**TASK TO CARRY OUT:** Each line in the entries below that holds the word "вголос" belongs in the answer.

[Dataset rows describing interfaces]

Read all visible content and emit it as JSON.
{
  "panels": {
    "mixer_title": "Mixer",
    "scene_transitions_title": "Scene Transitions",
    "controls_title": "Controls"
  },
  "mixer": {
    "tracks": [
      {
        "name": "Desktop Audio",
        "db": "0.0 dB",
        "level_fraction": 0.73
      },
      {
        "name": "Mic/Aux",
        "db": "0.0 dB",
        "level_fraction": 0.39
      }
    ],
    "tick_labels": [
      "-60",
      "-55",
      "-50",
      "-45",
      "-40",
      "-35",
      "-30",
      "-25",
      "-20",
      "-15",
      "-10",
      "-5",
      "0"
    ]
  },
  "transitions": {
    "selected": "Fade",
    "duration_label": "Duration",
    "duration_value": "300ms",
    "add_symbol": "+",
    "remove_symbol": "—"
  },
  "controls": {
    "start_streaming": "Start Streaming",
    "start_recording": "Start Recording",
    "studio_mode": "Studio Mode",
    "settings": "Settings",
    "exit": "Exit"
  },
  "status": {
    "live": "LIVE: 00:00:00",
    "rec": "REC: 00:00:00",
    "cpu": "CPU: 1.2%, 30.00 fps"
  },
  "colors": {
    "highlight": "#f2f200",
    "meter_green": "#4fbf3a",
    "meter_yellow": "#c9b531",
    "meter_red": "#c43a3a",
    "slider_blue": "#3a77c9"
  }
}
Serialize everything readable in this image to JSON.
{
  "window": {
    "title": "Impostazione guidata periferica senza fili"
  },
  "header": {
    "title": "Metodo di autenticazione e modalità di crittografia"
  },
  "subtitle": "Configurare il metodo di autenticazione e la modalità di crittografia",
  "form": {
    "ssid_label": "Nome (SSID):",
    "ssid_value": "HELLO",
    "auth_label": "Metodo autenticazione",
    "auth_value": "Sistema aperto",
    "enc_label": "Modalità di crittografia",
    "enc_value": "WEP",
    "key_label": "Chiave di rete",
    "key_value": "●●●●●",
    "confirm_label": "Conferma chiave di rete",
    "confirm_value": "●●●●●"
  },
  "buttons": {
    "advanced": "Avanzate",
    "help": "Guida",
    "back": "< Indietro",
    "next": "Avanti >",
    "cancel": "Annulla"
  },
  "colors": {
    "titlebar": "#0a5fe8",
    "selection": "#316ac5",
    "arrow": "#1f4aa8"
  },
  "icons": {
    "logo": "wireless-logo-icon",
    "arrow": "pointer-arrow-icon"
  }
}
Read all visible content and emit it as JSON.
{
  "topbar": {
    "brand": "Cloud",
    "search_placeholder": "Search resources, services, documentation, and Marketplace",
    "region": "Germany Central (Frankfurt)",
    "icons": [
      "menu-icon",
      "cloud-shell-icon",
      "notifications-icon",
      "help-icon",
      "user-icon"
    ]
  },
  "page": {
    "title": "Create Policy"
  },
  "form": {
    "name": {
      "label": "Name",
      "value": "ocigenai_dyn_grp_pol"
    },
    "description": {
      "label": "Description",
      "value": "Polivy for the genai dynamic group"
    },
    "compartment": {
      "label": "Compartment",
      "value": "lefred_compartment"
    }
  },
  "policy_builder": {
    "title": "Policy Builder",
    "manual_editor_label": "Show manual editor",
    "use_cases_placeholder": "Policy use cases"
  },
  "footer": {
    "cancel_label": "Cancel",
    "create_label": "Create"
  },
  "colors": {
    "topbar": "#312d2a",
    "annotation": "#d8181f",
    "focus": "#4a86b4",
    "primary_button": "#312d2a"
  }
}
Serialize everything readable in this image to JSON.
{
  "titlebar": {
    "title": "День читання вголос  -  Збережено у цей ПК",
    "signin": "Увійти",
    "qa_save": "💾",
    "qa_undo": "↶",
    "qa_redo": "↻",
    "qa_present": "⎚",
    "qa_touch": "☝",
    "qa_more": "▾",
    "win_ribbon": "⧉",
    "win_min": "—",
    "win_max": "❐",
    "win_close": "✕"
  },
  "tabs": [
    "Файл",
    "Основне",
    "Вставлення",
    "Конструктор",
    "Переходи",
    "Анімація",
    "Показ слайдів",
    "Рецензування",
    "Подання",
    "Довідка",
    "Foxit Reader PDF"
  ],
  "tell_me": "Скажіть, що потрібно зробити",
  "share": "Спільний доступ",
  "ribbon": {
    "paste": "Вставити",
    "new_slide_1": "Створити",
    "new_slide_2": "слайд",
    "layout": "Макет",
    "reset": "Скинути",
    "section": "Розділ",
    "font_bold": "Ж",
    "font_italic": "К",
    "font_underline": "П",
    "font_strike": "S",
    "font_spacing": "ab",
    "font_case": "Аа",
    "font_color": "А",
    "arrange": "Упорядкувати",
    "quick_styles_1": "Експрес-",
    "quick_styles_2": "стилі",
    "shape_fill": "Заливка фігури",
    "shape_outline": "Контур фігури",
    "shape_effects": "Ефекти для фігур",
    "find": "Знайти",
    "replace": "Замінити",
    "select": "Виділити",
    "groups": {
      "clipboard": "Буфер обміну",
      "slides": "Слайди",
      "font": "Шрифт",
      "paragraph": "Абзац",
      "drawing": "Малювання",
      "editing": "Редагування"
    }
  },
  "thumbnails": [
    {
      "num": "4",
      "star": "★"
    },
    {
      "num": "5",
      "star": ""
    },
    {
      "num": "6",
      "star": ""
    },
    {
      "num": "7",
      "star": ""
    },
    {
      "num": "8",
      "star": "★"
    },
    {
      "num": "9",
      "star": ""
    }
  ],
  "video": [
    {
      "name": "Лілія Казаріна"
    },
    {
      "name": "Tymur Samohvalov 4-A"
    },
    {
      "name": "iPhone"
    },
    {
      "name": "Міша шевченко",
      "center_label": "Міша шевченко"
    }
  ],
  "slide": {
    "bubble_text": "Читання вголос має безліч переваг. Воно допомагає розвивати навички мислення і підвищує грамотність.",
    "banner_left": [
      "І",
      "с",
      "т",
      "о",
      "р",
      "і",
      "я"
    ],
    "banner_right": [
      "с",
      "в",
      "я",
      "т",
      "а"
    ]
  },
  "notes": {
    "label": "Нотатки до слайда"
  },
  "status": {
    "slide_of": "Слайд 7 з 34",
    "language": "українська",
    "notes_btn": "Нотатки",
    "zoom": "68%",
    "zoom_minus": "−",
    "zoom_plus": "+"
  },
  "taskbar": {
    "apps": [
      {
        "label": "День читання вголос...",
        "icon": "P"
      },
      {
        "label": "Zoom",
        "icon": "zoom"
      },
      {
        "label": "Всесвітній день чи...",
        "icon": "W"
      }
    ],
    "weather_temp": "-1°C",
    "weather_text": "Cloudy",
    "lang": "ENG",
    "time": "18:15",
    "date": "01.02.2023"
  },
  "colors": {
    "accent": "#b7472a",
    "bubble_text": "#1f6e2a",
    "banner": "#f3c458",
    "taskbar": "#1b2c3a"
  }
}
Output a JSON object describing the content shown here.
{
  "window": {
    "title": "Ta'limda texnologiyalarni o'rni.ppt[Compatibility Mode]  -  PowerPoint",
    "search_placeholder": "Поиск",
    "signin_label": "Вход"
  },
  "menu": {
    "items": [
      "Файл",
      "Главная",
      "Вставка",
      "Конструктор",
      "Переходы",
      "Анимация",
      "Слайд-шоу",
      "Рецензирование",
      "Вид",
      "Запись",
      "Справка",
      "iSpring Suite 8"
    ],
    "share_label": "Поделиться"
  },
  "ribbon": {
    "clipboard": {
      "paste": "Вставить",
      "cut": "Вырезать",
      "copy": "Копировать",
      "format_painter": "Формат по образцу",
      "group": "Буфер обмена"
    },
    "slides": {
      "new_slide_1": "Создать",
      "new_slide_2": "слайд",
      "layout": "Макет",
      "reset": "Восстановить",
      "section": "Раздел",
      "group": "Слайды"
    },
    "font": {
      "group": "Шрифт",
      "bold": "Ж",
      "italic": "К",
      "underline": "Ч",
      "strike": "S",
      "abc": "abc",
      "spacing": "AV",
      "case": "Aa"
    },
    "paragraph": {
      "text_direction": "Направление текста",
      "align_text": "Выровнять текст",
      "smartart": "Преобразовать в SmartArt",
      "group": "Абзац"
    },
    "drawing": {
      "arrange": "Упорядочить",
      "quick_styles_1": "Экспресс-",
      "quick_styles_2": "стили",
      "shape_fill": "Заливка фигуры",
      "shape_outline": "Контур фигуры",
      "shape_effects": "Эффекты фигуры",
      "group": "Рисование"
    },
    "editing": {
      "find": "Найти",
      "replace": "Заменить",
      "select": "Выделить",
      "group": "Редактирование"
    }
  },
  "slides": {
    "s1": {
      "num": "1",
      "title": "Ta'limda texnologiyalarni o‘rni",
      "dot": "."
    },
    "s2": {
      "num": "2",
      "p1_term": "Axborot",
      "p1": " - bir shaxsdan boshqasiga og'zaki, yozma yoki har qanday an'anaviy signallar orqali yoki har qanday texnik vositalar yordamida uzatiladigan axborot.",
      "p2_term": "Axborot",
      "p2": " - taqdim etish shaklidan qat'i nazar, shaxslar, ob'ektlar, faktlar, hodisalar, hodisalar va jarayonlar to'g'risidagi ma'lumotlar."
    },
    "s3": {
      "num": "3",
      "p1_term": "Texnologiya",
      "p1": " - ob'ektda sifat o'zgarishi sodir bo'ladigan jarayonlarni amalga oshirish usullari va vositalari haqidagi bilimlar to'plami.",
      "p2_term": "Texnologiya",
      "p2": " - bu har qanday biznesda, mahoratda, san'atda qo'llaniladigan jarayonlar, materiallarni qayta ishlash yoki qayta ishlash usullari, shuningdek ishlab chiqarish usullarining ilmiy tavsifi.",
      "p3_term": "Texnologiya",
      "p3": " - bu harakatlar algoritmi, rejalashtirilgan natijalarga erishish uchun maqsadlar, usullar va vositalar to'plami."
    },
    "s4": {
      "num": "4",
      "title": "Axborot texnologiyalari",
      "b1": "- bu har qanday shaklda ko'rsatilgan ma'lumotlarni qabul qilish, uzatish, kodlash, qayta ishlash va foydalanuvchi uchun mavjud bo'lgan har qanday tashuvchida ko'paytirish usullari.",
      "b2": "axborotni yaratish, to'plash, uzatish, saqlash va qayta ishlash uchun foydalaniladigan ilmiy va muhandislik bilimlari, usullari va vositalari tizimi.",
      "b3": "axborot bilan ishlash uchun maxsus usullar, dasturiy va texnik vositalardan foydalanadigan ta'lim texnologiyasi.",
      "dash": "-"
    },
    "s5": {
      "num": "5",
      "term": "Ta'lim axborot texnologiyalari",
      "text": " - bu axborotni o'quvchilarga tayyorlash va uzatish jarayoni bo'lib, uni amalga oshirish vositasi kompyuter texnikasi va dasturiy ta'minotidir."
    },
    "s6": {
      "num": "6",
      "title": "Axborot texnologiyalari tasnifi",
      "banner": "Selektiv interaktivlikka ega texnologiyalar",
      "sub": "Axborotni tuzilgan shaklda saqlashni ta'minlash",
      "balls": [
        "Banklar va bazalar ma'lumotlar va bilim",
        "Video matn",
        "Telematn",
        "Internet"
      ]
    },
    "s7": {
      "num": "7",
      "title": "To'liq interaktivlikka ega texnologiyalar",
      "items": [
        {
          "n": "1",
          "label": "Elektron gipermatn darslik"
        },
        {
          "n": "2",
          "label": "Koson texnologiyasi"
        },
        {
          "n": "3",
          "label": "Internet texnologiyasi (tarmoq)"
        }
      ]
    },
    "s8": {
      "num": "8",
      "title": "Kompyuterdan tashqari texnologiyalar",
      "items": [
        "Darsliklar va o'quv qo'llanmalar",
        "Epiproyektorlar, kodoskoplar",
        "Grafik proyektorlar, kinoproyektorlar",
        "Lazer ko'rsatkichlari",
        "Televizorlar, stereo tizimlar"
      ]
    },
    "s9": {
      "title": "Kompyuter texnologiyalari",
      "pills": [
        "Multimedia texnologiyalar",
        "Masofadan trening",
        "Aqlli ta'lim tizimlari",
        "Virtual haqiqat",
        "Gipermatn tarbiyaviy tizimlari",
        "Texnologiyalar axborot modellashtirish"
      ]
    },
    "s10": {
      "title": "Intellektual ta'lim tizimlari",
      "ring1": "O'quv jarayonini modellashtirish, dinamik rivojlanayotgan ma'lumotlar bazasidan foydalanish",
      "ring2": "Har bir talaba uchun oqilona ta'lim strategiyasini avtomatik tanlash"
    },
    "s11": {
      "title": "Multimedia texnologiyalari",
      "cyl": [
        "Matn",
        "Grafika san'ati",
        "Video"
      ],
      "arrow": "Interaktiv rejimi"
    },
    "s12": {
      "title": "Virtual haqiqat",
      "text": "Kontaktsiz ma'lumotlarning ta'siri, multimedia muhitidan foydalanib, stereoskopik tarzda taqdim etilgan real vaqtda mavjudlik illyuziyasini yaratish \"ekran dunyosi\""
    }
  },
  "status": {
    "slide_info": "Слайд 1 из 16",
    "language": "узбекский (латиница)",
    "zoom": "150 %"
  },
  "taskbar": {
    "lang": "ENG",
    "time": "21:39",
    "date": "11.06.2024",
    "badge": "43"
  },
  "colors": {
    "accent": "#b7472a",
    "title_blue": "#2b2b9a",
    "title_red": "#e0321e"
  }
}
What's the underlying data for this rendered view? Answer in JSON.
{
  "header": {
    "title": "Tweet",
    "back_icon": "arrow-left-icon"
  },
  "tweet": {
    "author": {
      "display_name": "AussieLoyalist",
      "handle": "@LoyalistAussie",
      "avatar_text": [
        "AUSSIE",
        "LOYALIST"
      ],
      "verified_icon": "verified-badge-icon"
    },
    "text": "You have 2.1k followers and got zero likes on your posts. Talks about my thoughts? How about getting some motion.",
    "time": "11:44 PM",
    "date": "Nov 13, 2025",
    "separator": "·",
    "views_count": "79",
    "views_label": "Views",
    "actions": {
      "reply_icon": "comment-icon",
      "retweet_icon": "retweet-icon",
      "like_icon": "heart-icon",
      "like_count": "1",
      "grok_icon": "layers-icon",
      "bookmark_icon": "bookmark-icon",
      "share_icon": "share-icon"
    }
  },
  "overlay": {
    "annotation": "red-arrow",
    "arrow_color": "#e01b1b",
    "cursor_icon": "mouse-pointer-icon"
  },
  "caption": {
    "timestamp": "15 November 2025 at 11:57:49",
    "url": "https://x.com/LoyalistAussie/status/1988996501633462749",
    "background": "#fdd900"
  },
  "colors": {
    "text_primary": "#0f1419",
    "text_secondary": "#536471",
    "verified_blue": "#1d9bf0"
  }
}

**OUTPUT FOR THIS EXERCISE:**
    "title": "День читання вголос  -  Збережено у цей ПК",
    "bubble_text": "Читання вголос має безліч переваг. Воно допомагає розвивати навички мислення і підвищує грамотність.",
        "label": "День читання вголос...",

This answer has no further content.